## PROBLEM DESCRIPTION
Every record gets copied exactly, and no picture goes with it.

────────────────────────────────────────

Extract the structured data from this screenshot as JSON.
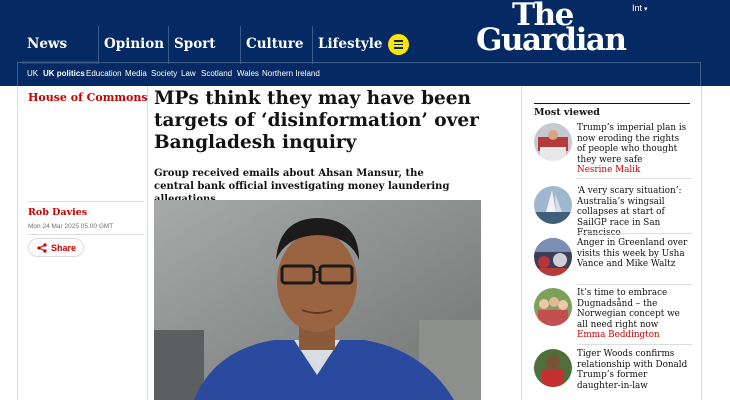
{
  "header": {
    "edition": "Int",
    "logo_line1": "The",
    "logo_line2": "Guardian",
    "pillars": [
      "News",
      "Opinion",
      "Sport",
      "Culture",
      "Lifestyle"
    ],
    "subnav": [
      "UK",
      "UK politics",
      "Education",
      "Media",
      "Society",
      "Law",
      "Scotland",
      "Wales",
      "Northern Ireland"
    ]
  },
  "article": {
    "section": "House of Commons",
    "headline": "MPs think they may have been targets of ‘disinformation’ over Bangladesh inquiry",
    "standfirst": "Group received emails about Ahsan Mansur, the central bank official investigating money laundering allegations",
    "byline": "Rob Davies",
    "date": "Mon 24 Mar 2025 05.00 GMT",
    "share_label": "Share"
  },
  "most_viewed": {
    "title": "Most viewed",
    "items": [
      {
        "headline": "Trump’s imperial plan is now eroding the rights of people who thought they were safe",
        "author": "Nesrine Malik"
      },
      {
        "headline": "‘A very scary situation’: Australia’s wingsail collapses at start of SailGP race in San Francisco",
        "author": ""
      },
      {
        "headline": "Anger in Greenland over visits this week by Usha Vance and Mike Waltz",
        "author": ""
      },
      {
        "headline": "It’s time to embrace Dugnadsånd – the Norwegian concept we all need right now",
        "author": "Emma Beddington"
      },
      {
        "headline": "Tiger Woods confirms relationship with Donald Trump’s former daughter-in-law",
        "author": ""
      }
    ]
  },
  "colors": {
    "brand_blue": "#052962",
    "news_red": "#c70000",
    "menu_yellow": "#ffe500"
  },
  "icons": [
    "menu-icon",
    "share-icon",
    "caret-down-icon"
  ]
}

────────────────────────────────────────

## RESULT
Extract the structured data from this screenshot as JSON.
{
  "header": {
    "edition": "Int",
    "logo_line1": "The",
    "logo_line2": "Guardian",
    "pillars": [
      "News",
      "Opinion",
      "Sport",
      "Culture",
      "Lifestyle"
    ],
    "subnav": [
      "UK",
      "UK politics",
      "Education",
      "Media",
      "Society",
      "Law",
      "Scotland",
      "Wales",
      "Northern Ireland"
    ]
  },
  "article": {
    "section": "House of Commons",
    "headline": "MPs think they may have been targets of ‘disinformation’ over Bangladesh inquiry",
    "standfirst": "Group received emails about Ahsan Mansur, the central bank official investigating money laundering allegations",
    "byline": "Rob Davies",
    "date": "Mon 24 Mar 2025 05.00 GMT",
    "share_label": "Share"
  },
  "most_viewed": {
    "title": "Most viewed",
    "items": [
      {
        "headline": "Trump’s imperial plan is now eroding the rights of people who thought they were safe",
        "author": "Nesrine Malik"
      },
      {
        "headline": "‘A very scary situation’: Australia’s wingsail collapses at start of SailGP race in San Francisco",
        "author": ""
      },
      {
        "headline": "Anger in Greenland over visits this week by Usha Vance and Mike Waltz",
        "author": ""
      },
      {
        "headline": "It’s time to embrace Dugnadsånd – the Norwegian concept we all need right now",
        "author": "Emma Beddington"
      },
      {
        "headline": "Tiger Woods confirms relationship with Donald Trump’s former daughter-in-law",
        "author": ""
      }
    ]
  },
  "colors": {
    "brand_blue": "#052962",
    "news_red": "#c70000",
    "menu_yellow": "#ffe500"
  },
  "icons": [
    "menu-icon",
    "share-icon",
    "caret-down-icon"
  ]
}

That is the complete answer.